FMM: Has the diesel been tested and certified by regulators?
FM: Yes, it has been tested and certified. I actually received an award from the Research Council of Zimbabwe in 2017.
At the moment we are not using it for cars, but for industries that consume a lot of diesel to power generators and fire boilers.
Our vision is to supply industries so that they leave imported fuel for vehicles and this will reduce our import bill and save foreign currency
FMM: How much are you selling the diesel for?
FM: We are selling it at $2 per litre and we produce close to 20 litres per day.
We are anticipating producing close to 200 litres per day by end of March as we scale up.
Apparently if we get $100 000 we will have a plant that can process six tonnes of waste plastics per day, which will in turn produce close to 4 000 litres of diesel per day.
With that plant running at 24 hours, we will be able to create close to 40 direct jobs and plenty more indirect jobs.
Currently we are processing 500kg of waste plastic per month and we are processing any type of plastic.
FMM: Have you pitched your project for government support?
FM: I have engaged a lot of people in government, even the president himself, but they said they would give us feedback later.
So I think they are occupied. But sometimes people don’t understand what you want to do.
Also the United Nations representatives have been to our plant. EMA has been to our plant as well.
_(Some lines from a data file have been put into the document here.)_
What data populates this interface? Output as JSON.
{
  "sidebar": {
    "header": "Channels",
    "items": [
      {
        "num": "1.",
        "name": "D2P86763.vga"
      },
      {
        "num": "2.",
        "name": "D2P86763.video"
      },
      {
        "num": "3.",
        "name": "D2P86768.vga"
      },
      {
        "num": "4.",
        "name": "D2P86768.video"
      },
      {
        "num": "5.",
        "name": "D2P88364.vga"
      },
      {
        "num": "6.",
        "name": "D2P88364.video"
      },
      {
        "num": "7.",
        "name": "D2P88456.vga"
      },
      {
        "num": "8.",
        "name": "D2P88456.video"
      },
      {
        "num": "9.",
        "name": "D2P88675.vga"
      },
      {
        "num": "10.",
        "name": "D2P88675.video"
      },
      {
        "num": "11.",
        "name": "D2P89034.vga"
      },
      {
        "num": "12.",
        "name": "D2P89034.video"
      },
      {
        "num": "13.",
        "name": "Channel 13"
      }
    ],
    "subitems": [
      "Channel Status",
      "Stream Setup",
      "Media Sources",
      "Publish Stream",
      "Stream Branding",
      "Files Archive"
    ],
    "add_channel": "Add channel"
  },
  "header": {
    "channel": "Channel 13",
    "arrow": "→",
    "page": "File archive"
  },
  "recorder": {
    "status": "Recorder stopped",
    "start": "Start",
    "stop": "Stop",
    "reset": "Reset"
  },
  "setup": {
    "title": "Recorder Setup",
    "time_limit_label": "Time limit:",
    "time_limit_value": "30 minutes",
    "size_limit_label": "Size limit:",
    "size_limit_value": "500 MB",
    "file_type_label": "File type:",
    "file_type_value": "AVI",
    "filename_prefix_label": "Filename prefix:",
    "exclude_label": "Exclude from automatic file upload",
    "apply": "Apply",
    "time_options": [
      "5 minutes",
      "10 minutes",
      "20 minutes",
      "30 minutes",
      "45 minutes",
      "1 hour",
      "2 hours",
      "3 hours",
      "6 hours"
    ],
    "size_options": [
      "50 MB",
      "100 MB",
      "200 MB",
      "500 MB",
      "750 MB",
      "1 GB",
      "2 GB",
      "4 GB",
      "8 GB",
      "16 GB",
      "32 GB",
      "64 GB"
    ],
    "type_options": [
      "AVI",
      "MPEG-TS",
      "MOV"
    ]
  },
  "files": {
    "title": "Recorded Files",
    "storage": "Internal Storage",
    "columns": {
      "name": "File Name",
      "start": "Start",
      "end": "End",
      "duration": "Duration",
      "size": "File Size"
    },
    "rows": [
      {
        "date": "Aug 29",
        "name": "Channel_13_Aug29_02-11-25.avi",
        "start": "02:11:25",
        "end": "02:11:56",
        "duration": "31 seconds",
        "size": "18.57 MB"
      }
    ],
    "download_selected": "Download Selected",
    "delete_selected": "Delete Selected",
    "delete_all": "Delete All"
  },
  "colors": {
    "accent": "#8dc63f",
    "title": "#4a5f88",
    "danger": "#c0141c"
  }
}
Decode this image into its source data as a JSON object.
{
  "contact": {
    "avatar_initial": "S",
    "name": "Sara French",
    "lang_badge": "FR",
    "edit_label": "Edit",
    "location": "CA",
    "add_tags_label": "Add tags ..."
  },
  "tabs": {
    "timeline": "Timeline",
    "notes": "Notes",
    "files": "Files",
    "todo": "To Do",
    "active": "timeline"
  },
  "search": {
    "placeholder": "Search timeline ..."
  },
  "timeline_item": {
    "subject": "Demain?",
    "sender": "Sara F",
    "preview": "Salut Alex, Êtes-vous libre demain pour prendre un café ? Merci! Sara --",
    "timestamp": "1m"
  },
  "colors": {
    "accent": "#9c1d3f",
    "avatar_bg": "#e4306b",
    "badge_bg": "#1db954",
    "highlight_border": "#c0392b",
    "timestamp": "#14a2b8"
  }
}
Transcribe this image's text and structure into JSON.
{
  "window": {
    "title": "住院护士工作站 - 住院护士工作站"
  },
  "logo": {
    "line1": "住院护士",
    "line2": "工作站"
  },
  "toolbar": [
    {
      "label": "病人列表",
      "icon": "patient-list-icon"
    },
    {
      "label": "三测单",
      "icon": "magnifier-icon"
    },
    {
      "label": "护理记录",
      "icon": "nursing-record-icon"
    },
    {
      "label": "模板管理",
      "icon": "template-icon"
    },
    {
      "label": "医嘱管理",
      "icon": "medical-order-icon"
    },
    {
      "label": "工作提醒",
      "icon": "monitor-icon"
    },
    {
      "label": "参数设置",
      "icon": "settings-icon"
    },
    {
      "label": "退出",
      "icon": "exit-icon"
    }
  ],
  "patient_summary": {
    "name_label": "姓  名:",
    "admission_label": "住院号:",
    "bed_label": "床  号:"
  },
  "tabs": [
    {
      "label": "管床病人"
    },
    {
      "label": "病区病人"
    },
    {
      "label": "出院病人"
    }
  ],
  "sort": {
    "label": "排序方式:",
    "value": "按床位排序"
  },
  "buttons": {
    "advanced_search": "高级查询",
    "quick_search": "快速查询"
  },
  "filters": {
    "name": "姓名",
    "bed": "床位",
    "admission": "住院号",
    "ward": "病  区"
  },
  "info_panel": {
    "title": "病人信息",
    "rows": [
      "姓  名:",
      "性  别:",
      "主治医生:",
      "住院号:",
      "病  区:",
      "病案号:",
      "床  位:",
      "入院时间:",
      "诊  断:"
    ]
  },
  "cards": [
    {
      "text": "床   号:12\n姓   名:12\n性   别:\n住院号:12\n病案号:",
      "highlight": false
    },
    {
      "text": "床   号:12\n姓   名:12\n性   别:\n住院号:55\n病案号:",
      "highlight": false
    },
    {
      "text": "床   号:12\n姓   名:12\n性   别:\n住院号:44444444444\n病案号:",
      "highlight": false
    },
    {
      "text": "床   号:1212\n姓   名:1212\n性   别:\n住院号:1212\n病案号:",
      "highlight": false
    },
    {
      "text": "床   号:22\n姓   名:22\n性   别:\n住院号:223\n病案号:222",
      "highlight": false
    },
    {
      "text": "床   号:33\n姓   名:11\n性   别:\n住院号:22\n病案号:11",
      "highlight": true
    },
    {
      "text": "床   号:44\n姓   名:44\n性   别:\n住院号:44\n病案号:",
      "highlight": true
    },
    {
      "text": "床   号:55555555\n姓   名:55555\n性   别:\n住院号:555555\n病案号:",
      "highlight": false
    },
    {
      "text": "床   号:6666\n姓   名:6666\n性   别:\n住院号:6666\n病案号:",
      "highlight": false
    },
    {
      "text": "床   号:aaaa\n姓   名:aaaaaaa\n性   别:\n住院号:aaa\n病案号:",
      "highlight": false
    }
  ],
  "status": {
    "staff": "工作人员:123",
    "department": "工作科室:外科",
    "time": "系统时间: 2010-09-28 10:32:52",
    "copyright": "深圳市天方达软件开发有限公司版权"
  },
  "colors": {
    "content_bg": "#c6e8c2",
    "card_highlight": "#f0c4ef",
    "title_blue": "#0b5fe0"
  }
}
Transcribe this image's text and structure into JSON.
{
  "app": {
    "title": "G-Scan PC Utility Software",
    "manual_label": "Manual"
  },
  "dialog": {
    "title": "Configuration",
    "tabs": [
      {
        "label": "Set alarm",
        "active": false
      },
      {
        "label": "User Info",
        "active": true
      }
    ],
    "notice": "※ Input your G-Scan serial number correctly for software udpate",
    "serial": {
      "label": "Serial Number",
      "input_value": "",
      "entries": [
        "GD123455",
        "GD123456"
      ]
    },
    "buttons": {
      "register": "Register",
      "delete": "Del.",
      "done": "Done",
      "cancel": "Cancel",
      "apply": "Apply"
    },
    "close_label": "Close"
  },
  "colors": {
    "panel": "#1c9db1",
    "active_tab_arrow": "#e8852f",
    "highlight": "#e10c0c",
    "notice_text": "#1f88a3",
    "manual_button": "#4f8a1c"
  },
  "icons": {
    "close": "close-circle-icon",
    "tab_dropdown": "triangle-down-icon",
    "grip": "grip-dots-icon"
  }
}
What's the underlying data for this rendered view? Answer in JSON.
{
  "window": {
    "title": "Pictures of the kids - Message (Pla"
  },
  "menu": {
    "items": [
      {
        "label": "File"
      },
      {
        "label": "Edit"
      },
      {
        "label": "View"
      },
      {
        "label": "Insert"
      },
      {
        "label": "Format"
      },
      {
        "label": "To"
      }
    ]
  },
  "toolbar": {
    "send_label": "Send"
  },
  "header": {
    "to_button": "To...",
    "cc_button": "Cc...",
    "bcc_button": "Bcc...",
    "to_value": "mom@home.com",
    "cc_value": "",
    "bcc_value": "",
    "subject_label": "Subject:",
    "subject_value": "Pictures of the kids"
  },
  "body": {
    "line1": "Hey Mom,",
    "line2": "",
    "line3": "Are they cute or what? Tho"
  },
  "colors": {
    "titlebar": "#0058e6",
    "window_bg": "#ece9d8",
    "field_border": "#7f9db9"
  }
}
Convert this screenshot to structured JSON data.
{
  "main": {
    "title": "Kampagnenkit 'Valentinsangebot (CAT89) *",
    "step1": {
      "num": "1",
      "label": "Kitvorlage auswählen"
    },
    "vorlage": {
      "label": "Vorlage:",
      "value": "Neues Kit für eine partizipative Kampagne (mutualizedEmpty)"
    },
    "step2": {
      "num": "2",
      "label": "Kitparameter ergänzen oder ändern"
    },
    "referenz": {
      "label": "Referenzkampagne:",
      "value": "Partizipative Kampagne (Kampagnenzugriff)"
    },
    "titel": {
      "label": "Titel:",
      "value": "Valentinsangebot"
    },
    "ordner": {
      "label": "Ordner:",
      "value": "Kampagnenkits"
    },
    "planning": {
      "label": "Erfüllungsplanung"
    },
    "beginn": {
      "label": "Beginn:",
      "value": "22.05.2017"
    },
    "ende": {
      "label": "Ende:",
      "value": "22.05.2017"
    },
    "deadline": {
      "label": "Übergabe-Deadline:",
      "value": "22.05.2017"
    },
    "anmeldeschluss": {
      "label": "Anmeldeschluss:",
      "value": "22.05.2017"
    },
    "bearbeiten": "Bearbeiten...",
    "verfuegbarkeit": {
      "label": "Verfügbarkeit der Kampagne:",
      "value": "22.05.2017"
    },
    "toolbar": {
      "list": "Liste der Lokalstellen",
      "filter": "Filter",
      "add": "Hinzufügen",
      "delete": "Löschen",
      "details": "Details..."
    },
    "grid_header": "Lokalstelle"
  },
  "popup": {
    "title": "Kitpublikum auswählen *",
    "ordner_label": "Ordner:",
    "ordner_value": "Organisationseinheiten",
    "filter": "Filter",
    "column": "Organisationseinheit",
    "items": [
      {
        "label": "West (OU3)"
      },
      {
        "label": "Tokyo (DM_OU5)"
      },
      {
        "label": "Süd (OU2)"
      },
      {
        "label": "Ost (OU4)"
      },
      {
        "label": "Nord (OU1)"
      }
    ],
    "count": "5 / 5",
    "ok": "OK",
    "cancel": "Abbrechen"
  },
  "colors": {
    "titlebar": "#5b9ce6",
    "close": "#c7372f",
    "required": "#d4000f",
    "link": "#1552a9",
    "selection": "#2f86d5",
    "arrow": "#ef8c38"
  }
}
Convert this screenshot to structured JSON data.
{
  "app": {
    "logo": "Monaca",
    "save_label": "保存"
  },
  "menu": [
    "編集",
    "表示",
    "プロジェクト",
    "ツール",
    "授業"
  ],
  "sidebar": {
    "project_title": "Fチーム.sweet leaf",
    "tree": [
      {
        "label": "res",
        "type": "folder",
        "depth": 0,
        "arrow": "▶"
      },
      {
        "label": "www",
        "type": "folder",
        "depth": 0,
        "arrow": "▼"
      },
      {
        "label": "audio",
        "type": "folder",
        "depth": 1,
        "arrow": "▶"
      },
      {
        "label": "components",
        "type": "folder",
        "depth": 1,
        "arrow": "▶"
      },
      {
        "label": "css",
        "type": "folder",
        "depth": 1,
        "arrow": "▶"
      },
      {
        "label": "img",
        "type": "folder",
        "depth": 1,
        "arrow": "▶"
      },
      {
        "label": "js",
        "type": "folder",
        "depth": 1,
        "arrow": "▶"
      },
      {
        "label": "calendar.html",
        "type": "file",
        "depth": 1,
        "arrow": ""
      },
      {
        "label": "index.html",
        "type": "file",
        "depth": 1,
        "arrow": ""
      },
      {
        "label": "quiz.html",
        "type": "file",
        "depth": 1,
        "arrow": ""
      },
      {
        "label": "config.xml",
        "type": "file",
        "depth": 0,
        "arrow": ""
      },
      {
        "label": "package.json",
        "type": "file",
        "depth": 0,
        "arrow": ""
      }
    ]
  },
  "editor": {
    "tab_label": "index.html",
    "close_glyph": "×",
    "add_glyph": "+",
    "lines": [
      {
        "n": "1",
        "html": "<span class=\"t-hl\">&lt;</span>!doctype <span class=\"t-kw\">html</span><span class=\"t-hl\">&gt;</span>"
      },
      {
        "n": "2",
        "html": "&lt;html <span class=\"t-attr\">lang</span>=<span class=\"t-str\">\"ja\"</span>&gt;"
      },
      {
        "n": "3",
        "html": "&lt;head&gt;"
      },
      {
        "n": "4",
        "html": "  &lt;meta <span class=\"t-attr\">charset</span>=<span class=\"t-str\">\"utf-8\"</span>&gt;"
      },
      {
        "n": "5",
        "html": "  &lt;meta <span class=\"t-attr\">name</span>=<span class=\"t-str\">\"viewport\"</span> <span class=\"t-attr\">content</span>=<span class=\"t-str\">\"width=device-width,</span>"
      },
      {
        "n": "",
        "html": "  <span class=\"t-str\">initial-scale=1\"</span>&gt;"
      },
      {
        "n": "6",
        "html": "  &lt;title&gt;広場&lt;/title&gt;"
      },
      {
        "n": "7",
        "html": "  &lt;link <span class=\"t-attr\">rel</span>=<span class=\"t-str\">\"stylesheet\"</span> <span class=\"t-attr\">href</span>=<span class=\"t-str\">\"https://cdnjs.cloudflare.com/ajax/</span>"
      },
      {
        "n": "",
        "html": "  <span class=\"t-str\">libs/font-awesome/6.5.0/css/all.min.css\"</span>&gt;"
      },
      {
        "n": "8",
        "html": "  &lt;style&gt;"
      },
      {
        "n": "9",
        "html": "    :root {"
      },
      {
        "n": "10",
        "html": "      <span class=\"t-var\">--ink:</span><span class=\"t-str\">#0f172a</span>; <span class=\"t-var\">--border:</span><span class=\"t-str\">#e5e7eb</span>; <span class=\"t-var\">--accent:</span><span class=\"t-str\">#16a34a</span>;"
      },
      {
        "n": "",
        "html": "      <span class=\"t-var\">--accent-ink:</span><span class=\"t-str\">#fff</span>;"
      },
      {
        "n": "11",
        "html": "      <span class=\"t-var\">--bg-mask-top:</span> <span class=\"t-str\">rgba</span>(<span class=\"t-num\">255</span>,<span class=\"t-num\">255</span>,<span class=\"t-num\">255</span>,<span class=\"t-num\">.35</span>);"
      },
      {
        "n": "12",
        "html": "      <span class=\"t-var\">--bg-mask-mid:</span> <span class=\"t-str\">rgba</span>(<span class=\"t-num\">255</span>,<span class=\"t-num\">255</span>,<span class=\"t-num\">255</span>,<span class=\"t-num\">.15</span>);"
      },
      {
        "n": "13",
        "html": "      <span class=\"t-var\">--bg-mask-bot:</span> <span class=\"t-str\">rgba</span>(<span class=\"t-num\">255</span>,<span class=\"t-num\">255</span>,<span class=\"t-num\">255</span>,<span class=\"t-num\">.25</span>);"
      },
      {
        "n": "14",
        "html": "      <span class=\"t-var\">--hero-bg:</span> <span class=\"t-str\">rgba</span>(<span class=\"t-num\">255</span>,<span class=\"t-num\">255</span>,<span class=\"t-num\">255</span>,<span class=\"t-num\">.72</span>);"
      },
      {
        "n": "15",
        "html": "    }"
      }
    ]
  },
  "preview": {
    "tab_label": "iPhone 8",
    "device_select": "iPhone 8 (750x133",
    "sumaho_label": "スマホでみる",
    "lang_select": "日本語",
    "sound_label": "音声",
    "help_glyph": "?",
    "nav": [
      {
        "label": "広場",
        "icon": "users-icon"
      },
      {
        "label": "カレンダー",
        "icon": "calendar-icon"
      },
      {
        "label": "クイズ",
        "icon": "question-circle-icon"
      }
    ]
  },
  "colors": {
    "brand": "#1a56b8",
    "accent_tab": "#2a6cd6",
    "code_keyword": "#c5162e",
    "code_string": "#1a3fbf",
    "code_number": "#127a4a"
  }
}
I submitted through the Research Council of Zimbabwe and even the Environment and Climate Change. But I have not received any financial support.
FMM: What is your five-year vision for the company?
FM: My vision is to have plants in all the country’s provinces.
I have applied for a tender at Harare City Council for a partnership for a waste energy plant at the Pomona landfill.
I submitted the applications and I will wait to hear from them. If they give us an opportunity we won’t hesitate, we will go there.
If we establish 10 plants in provinces, we envisage to produce one million litres of diesel per day, getting 100 000 litres from each plant.
FMM: Is it also possible to produce petrol from waste plastic?
FM: At the moment the method that we are using is suitable for producing diesel and wax only. It’s a matter of playing with functional groups and the bonds for petrol are a big challenge. I have tried it.
However, we will involve ourselves in research and development to come up with the necessary solutions.
FMM: So are you also selling wax that you derive from waste plastic?
FM: I sell it to guys who make floor polish at 60 cents per kg. But when we get there we will also package it and sell it commercially.
FMM: How are you coping with the overheads?
FM: These days it has been a challenge. Rentals have gone up. They have actually doubled and I have been running at a loss.
So I thank Total Zimbabwe for this fund, which I hope will bail me out.
Meanwhile, we need to increase our revenues to deal with operational costs. We should scale up our production and we will be able to break even.
The process we are using is feasible and economic. With a plant that processes three tonnes of waste plastic, I can make a profit of close to 80 000 RTGS dollars and to have that plant we need about $100 000 capital.
FMM: Are you not scared that someone will steal your idea?
FM: If it was meant to be stolen, by now it could have been stolen. I have been pushing this agenda for quite a long time.
If I was someone else, I could have given up because it is a big challenge to be an entrepreneur in Zimbabwe.